In life, disciplined editing can add to your level of contribution. It increases your ability to focus on and give energy to the things that really matter. It lends the most meaningful relationships and activities more space to blossom.
One of the perks of my job is getting to dive into our client’s businesses during the course of our work with them. I love our Discovery Process where we lead the clients through really fun exercises that lead to deep insights about their industry and their brand. In the process, our team gets to learn details about another industry from the inside out.
A favorite client of ours has been Farm Credit of Florida. It turns out that the Farm Credit system was established by the government back in 1916 to provide stability and financing to the agricultural industry. Nearing 100 now, Farm Credit has seen a lot of ups and down is in the business. And in Florida, apparently, times are good for farmers! From timberland to cattle grazing, farming is a good business investment in this state.

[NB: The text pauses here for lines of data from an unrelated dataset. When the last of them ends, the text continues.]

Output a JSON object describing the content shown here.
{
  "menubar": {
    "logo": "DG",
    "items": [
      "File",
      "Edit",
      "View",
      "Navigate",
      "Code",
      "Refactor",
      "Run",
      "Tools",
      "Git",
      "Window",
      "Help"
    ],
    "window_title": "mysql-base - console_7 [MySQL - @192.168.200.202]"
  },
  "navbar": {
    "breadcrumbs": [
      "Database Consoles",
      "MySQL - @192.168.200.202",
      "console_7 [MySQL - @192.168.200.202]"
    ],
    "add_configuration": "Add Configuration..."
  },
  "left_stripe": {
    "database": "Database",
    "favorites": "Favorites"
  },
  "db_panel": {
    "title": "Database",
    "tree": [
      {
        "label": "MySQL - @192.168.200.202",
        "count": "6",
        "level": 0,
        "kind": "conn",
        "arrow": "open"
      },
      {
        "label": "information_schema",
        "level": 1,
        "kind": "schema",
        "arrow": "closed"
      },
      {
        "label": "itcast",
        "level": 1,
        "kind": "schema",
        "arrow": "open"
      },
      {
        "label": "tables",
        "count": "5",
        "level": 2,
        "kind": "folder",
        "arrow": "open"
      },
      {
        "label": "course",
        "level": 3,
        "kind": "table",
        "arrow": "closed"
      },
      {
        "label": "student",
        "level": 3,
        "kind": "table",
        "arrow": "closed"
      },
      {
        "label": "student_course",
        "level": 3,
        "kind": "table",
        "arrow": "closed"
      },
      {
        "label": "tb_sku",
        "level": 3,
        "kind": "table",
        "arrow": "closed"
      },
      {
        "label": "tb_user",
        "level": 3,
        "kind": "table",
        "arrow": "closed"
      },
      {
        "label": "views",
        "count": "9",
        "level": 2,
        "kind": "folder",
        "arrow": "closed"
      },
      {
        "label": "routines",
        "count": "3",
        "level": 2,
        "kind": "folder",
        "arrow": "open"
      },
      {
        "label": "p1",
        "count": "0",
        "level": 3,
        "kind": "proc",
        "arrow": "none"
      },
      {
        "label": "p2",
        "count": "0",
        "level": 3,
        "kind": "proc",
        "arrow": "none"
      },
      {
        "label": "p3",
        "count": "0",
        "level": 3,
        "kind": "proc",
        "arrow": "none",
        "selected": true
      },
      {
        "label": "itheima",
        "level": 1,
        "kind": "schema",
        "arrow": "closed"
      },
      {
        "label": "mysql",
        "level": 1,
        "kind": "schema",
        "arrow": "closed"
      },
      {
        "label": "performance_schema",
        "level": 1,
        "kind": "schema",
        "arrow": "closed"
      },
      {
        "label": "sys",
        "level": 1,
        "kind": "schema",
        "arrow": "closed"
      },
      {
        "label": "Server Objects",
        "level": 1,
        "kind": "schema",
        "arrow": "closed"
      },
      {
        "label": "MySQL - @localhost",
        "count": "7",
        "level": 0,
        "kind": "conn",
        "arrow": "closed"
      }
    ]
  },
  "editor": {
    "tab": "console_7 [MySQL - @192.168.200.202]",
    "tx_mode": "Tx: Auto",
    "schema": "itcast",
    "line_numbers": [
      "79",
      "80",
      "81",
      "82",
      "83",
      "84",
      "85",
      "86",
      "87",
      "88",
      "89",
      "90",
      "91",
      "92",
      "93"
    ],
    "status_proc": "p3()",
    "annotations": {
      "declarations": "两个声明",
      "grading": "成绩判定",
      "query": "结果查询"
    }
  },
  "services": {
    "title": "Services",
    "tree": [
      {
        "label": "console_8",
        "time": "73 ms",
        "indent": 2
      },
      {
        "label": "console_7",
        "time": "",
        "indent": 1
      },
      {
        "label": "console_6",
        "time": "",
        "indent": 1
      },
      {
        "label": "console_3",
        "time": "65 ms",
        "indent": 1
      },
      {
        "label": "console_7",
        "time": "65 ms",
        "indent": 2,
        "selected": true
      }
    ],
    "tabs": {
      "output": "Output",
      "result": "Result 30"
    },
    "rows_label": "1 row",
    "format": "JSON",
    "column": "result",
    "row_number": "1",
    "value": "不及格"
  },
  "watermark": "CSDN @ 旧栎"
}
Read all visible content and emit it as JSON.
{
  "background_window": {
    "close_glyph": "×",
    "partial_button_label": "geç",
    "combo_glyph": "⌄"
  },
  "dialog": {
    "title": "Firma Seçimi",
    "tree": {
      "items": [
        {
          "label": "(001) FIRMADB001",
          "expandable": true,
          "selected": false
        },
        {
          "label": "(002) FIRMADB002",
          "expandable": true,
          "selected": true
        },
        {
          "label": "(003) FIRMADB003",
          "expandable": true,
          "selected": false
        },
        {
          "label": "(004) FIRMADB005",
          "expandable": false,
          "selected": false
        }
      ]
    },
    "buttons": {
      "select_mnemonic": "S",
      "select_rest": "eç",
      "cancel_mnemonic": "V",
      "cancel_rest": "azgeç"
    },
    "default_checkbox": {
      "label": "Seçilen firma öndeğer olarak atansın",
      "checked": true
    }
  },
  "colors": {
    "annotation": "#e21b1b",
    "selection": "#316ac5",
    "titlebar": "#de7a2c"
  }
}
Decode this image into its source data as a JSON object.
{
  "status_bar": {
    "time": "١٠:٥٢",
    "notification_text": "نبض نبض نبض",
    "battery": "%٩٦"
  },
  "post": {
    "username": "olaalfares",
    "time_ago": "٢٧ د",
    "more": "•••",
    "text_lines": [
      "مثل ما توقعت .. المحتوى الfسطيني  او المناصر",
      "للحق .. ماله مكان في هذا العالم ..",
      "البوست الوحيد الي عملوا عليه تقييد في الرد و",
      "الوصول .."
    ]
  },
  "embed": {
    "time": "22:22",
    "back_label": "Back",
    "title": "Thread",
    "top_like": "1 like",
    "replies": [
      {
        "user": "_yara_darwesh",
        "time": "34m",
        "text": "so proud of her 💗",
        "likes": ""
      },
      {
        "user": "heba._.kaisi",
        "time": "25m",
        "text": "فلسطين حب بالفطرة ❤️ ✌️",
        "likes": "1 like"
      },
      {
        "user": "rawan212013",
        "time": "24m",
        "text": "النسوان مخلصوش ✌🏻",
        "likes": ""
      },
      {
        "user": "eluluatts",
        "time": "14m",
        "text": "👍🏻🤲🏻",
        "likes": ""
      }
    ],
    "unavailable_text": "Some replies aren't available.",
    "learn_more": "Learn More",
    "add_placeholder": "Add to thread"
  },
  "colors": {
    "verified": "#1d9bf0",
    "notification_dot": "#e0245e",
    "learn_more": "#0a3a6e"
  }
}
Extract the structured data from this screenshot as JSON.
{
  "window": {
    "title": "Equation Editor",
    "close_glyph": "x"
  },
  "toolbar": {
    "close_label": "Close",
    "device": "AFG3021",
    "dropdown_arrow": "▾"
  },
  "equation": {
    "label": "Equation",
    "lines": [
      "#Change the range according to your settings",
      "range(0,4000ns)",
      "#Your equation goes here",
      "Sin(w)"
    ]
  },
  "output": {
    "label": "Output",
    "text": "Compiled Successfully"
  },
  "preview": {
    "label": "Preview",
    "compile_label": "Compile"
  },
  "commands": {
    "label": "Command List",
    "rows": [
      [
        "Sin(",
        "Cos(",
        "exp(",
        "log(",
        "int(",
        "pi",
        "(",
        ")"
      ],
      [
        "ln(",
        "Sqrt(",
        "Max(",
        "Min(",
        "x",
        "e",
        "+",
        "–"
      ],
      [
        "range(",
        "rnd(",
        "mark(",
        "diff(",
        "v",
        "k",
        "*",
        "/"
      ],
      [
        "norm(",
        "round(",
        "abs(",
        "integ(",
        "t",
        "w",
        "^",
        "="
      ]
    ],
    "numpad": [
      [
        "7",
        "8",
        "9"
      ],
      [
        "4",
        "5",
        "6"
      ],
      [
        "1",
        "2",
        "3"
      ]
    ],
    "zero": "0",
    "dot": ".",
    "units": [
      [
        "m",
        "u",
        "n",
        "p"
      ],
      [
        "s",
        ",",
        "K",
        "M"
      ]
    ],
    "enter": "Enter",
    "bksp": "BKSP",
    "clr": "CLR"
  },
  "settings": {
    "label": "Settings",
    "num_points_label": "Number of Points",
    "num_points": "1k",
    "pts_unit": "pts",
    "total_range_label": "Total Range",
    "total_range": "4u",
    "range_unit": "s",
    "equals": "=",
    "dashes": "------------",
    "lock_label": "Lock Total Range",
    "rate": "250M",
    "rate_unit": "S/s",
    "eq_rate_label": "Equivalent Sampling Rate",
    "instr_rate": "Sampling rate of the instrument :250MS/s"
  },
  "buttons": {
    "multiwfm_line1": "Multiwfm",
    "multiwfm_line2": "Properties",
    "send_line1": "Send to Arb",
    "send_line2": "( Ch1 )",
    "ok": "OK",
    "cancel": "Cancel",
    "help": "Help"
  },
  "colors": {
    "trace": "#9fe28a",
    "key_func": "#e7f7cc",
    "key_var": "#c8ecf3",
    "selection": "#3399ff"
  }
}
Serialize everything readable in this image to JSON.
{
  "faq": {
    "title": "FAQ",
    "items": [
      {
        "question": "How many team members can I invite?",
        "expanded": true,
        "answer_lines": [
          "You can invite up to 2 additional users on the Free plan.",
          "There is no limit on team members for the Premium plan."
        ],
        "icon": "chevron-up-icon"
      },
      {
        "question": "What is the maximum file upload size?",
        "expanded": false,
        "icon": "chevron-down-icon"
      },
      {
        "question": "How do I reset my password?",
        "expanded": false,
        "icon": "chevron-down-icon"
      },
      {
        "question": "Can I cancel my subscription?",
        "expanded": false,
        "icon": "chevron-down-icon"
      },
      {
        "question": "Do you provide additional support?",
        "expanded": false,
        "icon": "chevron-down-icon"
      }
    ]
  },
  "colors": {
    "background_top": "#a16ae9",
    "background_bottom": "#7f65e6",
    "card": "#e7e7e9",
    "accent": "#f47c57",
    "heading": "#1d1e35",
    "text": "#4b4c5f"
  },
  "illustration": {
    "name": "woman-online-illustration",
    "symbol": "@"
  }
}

In recent years there has been a rise in multi-generational farming down here. Just when I thought family farming was dead! Nope! The next generation — the adults in their 20’s and 30’s — are coming back to the family farm and integrating new technology with their parent’s farming methods. Somehow this makes me happy, thinking about something so traditional adapting to the next generation and going strong.
Filming the local farms, however, made me realize that farming isn’t exactly what I had pictured. At least it isn’t in Florida! There were no red barns in sight, and the crops were grown under amazingly strict regulations. Did you know there are no animals allowed on a farm growing food products? Even birds are technically prohibited, though apparently there is no way to enforce the bird regulation. I also saw an errant alligator who technically wasn’t allowed to live in his canal…but who am I to complain?
So thankful to Whitworth Farms for opening up their fields to our team. Of all the video projects Visual Creatives has produced, this is my favorite.
Farm Credit of Florida — We Are Ag
And while you are in the farming mood, watch this trailer from the new Farmland movie!
I’ve spent a good chunk of my life telling stories in one form or another. What time I didn’t spend telling stories was spent reading them. I could consume good books at a rate that would have bankrupted my parents if I didn’t know where the library was! David likes the story of my 8 year old self declaring I was going to read the entire children’s library in my town of Belmont. I smile now, but I’m also proud of the fact I made it through the A’s and had made headway into the B’s before I realized I’d bitten off more than I could choose. Go ahead, ask me about Aardvarks, Ants, or the Appalachian Mountains.
These days I’m spending my days weaving different kinds of stories. We started a company recently called Visual Creatives, and it’s based on using “story” to communicate better, clarify what it is we are trying to say. It turns out story writing is sometimes called “branding” in the adult world. Who knew.
Stories have a lot of value, too. Jesus was a pro at knowing what kinds of stories would tug on heartstrings, or perhaps reveal a flawed and decaying heart. He knew how to hone his message down into a few simple words that pierced to the soul. Above all, Jesus always knew who his audience was, and who he was talking to.
That’s what we are doing for the Visual Creatives clients. We’re helping them see themselves clearly so that the stories they tell (their brand) are authentic and honest and have a purpose.
When I was a little girl reading those books in the back of the library, I didn’t realize I was setting the course of my life through high school, college, homeschooling and beyond. I didn’t realize that I was steeping myself in the dreams and forms I would need for my life. I did know, however, that I loved a good story.
I still do.